(Items from a dataset)
========================================
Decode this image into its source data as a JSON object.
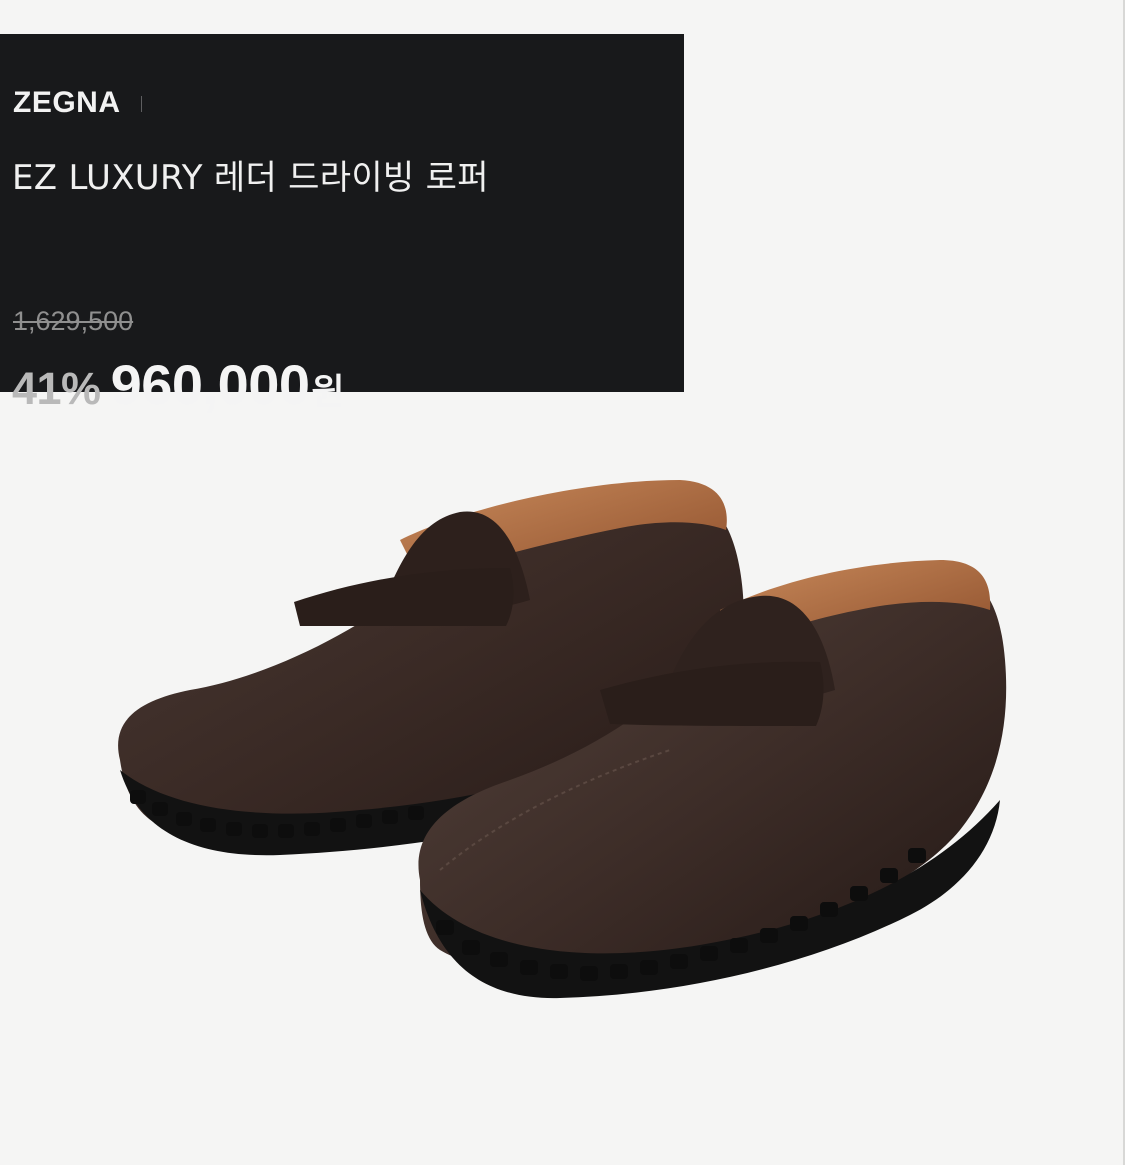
{
  "product": {
    "brand": "ZEGNA",
    "name": "EZ LUXURY 레더 드라이빙 로퍼",
    "original_price": "1,629,500",
    "discount": "41%",
    "sale_price": "960,000",
    "currency": "원"
  },
  "image": {
    "icon": "loafers-image",
    "colors": {
      "leather": "#3a2a25",
      "lining": "#a9673d",
      "sole": "#161616",
      "panel": "#18191b",
      "background": "#f5f5f4"
    }
  }
}
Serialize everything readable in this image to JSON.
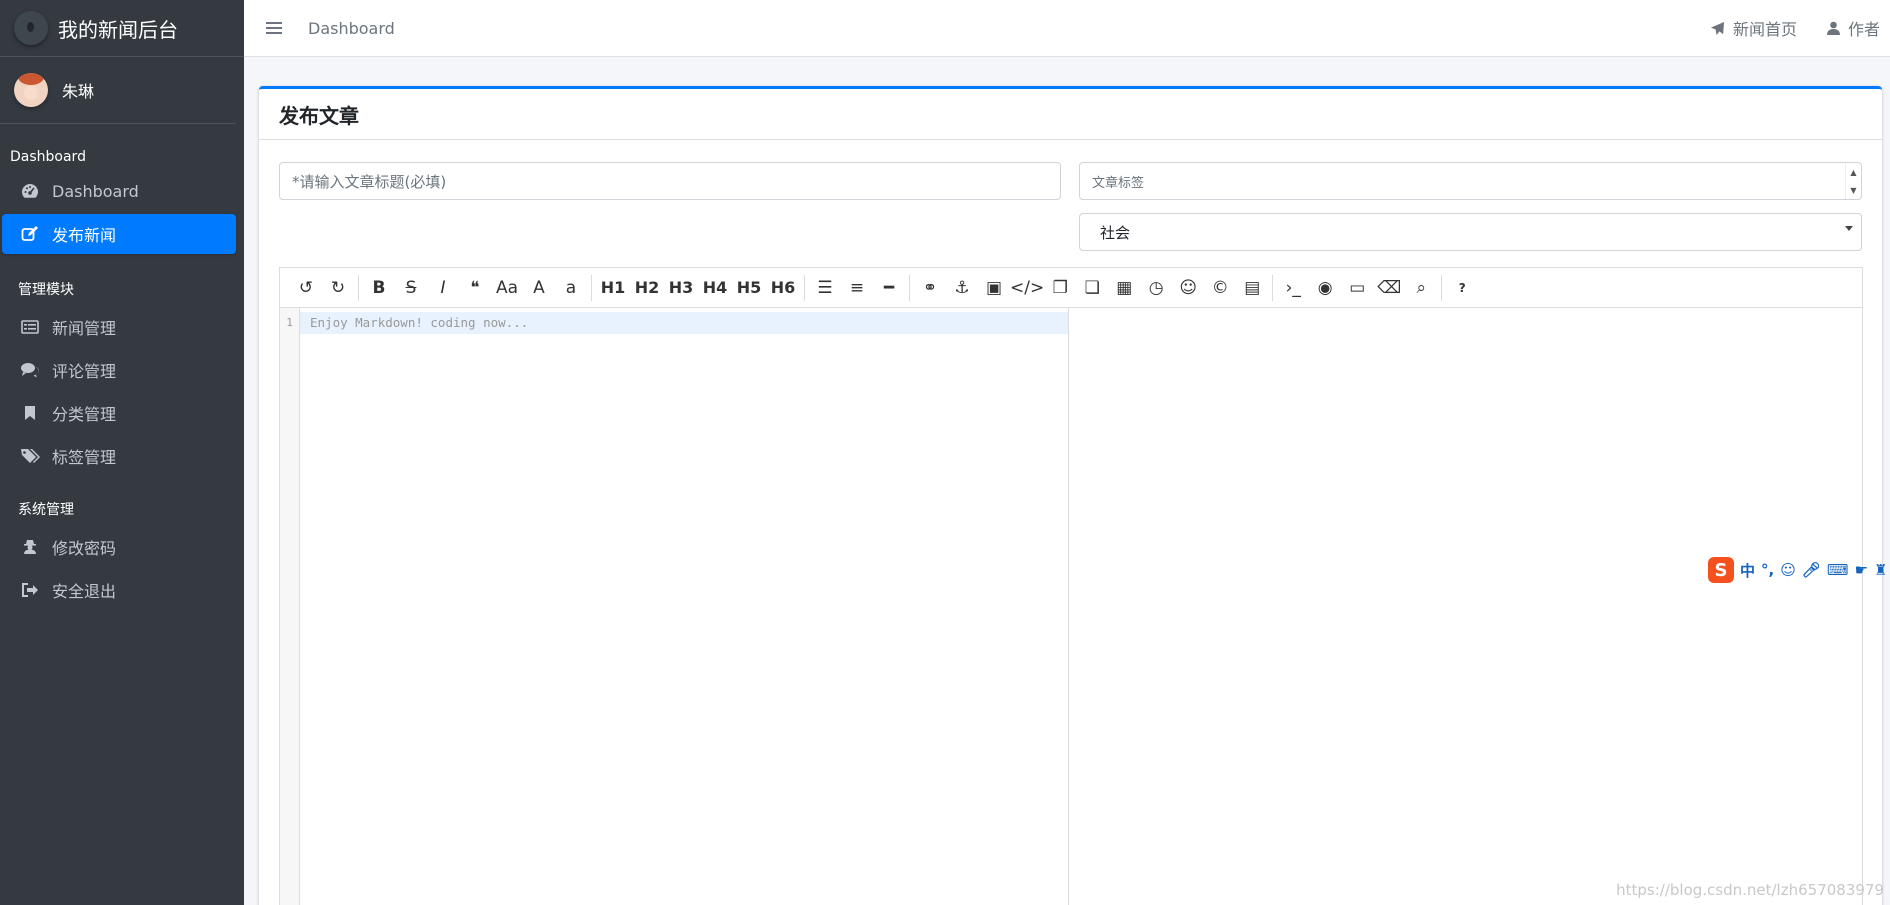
{
  "brand": {
    "title": "我的新闻后台"
  },
  "user": {
    "name": "朱琳"
  },
  "sidebar": {
    "sections": [
      {
        "header": "Dashboard",
        "items": [
          {
            "label": "Dashboard",
            "icon": "dashboard-icon",
            "active": false
          },
          {
            "label": "发布新闻",
            "icon": "edit-icon",
            "active": true
          }
        ]
      },
      {
        "header": "管理模块",
        "items": [
          {
            "label": "新闻管理",
            "icon": "list-icon",
            "active": false
          },
          {
            "label": "评论管理",
            "icon": "comments-icon",
            "active": false
          },
          {
            "label": "分类管理",
            "icon": "bookmark-icon",
            "active": false
          },
          {
            "label": "标签管理",
            "icon": "tags-icon",
            "active": false
          }
        ]
      },
      {
        "header": "系统管理",
        "items": [
          {
            "label": "修改密码",
            "icon": "user-secret-icon",
            "active": false
          },
          {
            "label": "安全退出",
            "icon": "sign-out-icon",
            "active": false
          }
        ]
      }
    ]
  },
  "header": {
    "breadcrumb": "Dashboard",
    "news_home": "新闻首页",
    "author": "作者"
  },
  "card": {
    "title": "发布文章",
    "title_placeholder": "*请输入文章标题(必填)",
    "tag_placeholder": "文章标签",
    "category_selected": "社会"
  },
  "editor": {
    "line_number": "1",
    "placeholder": "Enjoy Markdown! coding now...",
    "toolbar": [
      [
        "undo-icon",
        "redo-icon"
      ],
      [
        "bold-icon",
        "strikethrough-icon",
        "italic-icon",
        "quote-icon",
        "uppercase-icon",
        "ucwords-icon",
        "lowercase-icon"
      ],
      [
        "H1",
        "H2",
        "H3",
        "H4",
        "H5",
        "H6"
      ],
      [
        "unordered-list-icon",
        "ordered-list-icon",
        "horizontal-rule-icon"
      ],
      [
        "link-icon",
        "anchor-icon",
        "image-icon",
        "code-icon",
        "code-block-icon",
        "preformatted-icon",
        "table-icon",
        "datetime-icon",
        "emoji-icon",
        "html-entities-icon",
        "pagebreak-icon"
      ],
      [
        "goto-line-icon",
        "watch-icon",
        "preview-icon",
        "clear-icon",
        "search-icon"
      ],
      [
        "help-icon"
      ]
    ]
  },
  "ime": {
    "lang": "中"
  },
  "watermark": "https://blog.csdn.net/lzh657083979",
  "colors": {
    "sidebar_bg": "#343a40",
    "accent": "#007bff"
  }
}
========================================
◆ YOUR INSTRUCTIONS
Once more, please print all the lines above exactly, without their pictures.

◆ ANSWER SECTION
Decode this image into its source data as a JSON object.
{
  "product": {
    "brand": "ZEGNA",
    "name": "EZ LUXURY 레더 드라이빙 로퍼",
    "original_price": "1,629,500",
    "discount": "41%",
    "sale_price": "960,000",
    "currency": "원"
  },
  "image": {
    "icon": "loafers-image",
    "colors": {
      "leather": "#3a2a25",
      "lining": "#a9673d",
      "sole": "#161616",
      "panel": "#18191b",
      "background": "#f5f5f4"
    }
  }
}
Serialize everything readable in this image to JSON.
{
  "brand": {
    "title": "我的新闻后台"
  },
  "user": {
    "name": "朱琳"
  },
  "sidebar": {
    "sections": [
      {
        "header": "Dashboard",
        "items": [
          {
            "label": "Dashboard",
            "icon": "dashboard-icon",
            "active": false
          },
          {
            "label": "发布新闻",
            "icon": "edit-icon",
            "active": true
          }
        ]
      },
      {
        "header": "管理模块",
        "items": [
          {
            "label": "新闻管理",
            "icon": "list-icon",
            "active": false
          },
          {
            "label": "评论管理",
            "icon": "comments-icon",
            "active": false
          },
          {
            "label": "分类管理",
            "icon": "bookmark-icon",
            "active": false
          },
          {
            "label": "标签管理",
            "icon": "tags-icon",
            "active": false
          }
        ]
      },
      {
        "header": "系统管理",
        "items": [
          {
            "label": "修改密码",
            "icon": "user-secret-icon",
            "active": false
          },
          {
            "label": "安全退出",
            "icon": "sign-out-icon",
            "active": false
          }
        ]
      }
    ]
  },
  "header": {
    "breadcrumb": "Dashboard",
    "news_home": "新闻首页",
    "author": "作者"
  },
  "card": {
    "title": "发布文章",
    "title_placeholder": "*请输入文章标题(必填)",
    "tag_placeholder": "文章标签",
    "category_selected": "社会"
  },
  "editor": {
    "line_number": "1",
    "placeholder": "Enjoy Markdown! coding now...",
    "toolbar": [
      [
        "undo-icon",
        "redo-icon"
      ],
      [
        "bold-icon",
        "strikethrough-icon",
        "italic-icon",
        "quote-icon",
        "uppercase-icon",
        "ucwords-icon",
        "lowercase-icon"
      ],
      [
        "H1",
        "H2",
        "H3",
        "H4",
        "H5",
        "H6"
      ],
      [
        "unordered-list-icon",
        "ordered-list-icon",
        "horizontal-rule-icon"
      ],
      [
        "link-icon",
        "anchor-icon",
        "image-icon",
        "code-icon",
        "code-block-icon",
        "preformatted-icon",
        "table-icon",
        "datetime-icon",
        "emoji-icon",
        "html-entities-icon",
        "pagebreak-icon"
      ],
      [
        "goto-line-icon",
        "watch-icon",
        "preview-icon",
        "clear-icon",
        "search-icon"
      ],
      [
        "help-icon"
      ]
    ]
  },
  "ime": {
    "lang": "中"
  },
  "watermark": "https://blog.csdn.net/lzh657083979",
  "colors": {
    "sidebar_bg": "#343a40",
    "accent": "#007bff"
  }
}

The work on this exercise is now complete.